Find out how the Final Rule will affect your current employee classifications and pay practices, and the consequences of not complying with the law.

Read this month’s Employment Law Alert.

New Overtime Regulations Will Result In Many More Workers Becoming Entitled To Overtime

May 18, 2016 Leave a comment

By, Sandra E. Kahn

On May 18, 2016, President Obama announced the publication of the U.S. Department of 2015-01-05_8-57-41
Labor’s final rule (“Final Rule”) updating the overtime regulations, and providing that employees who earn less than $47,476 annually will be entitled to overtime.

The federal Fair Labor Standards Act (“FLSA”) “white collar” exemptions are familiar to most employers. Under the FLSA, employees must be paid the minimum amount required by the statute on a salary basis, and the employee’s job duties must primarily involve executive, administrative, or professional duties. The Final Rule changes only the salary basis test, leaving in place the existing duties test.

For more details, read our full alert and visit our Employment Law Group page.

New Federal Law Protects Trade Secrets But Also Requires Changes to Employee and Contractor Agreements

May 5, 2016 Leave a comment

By: Sandra E. Kahn

The new Defend Trade Secrets Act of 2016 (DTSA) is expected to be signed into law by President Obama.  The Act will allow claims for trade secret theft to be brought under a federal civil cause of action.

Under certain circumstances, the Act will provide protection for whistleblowers who divulge trade secrets to the government in order to report wrongdoing.  As such, employers will now have to inform their employees of that protection in any agreement or contract.  It is advised that employers consult with their counsel to revise contracts as necessary.

For a more detailed explanation of the DTSA, read the full post on our Good Company blog.

Retaliation Once Again Is the Top Type of Claim Filed with the EEOC

February 24, 2014 Leave a comment

Employment Attorney Bob SheaBy: Robert Shea

The federal Equal Employment Opportunity Commission (“EEOC”) has released its statistics for fiscal year 2013 and for the fourth straight year charges alleging unlawful retaliation by employers was the leading type of discrimination alleged.
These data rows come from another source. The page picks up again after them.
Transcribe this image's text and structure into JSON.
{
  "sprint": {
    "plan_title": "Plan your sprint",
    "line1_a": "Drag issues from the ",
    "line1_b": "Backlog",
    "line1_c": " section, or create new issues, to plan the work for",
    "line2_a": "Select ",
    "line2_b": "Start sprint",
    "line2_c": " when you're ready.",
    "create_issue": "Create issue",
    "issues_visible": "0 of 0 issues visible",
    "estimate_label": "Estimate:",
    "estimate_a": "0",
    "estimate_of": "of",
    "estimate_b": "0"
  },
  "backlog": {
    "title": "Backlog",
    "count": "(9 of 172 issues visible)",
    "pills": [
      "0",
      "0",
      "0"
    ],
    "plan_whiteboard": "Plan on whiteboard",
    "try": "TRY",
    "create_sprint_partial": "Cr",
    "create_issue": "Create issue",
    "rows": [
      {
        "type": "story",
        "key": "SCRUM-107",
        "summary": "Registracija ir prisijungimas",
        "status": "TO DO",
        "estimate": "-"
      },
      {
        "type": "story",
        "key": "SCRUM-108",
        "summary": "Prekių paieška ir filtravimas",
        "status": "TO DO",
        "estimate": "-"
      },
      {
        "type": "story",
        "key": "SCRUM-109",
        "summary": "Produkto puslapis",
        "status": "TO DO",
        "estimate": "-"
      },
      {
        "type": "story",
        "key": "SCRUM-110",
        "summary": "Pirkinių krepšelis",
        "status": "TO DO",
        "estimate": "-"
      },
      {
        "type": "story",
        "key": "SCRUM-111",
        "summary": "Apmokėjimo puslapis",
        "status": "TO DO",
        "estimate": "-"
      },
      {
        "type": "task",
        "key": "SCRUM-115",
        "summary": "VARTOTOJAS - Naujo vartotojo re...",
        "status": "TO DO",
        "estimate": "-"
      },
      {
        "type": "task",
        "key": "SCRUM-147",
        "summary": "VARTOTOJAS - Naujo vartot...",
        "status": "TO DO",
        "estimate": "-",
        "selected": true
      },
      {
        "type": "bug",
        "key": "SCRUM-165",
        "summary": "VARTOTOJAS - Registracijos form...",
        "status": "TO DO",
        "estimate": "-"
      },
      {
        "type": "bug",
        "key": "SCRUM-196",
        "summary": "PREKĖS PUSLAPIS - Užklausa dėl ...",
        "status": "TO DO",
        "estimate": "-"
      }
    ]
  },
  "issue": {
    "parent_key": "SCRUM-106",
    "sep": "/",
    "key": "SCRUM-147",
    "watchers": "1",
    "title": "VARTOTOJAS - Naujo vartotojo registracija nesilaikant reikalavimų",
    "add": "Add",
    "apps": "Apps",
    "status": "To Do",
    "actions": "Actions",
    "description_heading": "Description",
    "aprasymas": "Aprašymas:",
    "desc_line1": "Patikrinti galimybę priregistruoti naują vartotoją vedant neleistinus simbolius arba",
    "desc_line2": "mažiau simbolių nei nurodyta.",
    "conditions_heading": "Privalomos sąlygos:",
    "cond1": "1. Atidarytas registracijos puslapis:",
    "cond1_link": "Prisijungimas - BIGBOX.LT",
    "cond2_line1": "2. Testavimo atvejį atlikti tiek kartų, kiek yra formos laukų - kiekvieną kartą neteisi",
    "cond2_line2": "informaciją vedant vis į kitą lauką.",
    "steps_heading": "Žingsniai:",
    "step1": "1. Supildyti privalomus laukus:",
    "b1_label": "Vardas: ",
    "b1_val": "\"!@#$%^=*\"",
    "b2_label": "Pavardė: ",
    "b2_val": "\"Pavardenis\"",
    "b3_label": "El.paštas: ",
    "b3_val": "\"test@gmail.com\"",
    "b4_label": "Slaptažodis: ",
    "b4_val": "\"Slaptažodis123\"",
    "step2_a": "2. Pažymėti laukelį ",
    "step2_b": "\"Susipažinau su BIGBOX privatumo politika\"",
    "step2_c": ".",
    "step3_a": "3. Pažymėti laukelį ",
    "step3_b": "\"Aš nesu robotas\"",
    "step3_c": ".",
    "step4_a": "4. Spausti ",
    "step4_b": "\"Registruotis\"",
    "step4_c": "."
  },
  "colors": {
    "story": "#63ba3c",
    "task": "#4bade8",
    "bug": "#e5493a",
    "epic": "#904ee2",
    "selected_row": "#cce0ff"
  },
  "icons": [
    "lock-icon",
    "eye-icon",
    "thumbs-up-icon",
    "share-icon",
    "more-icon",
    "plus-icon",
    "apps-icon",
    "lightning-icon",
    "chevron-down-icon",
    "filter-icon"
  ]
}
Retaliation claims accounted for 41.1% of the charges filed with the EEOC, up three percent from 2012. Retaliation was followed by race discrimination (35.3%), gender, including sexual harassment and pregnancy discrimination (29.5%), disability discrimination (27.2%), and age discrimination (22.8%). The EEOC’s enforcement and litigation statistics for FY 1997 through 2013 can be found here.

For more information on this topic please contact any member of our Employment Law Group.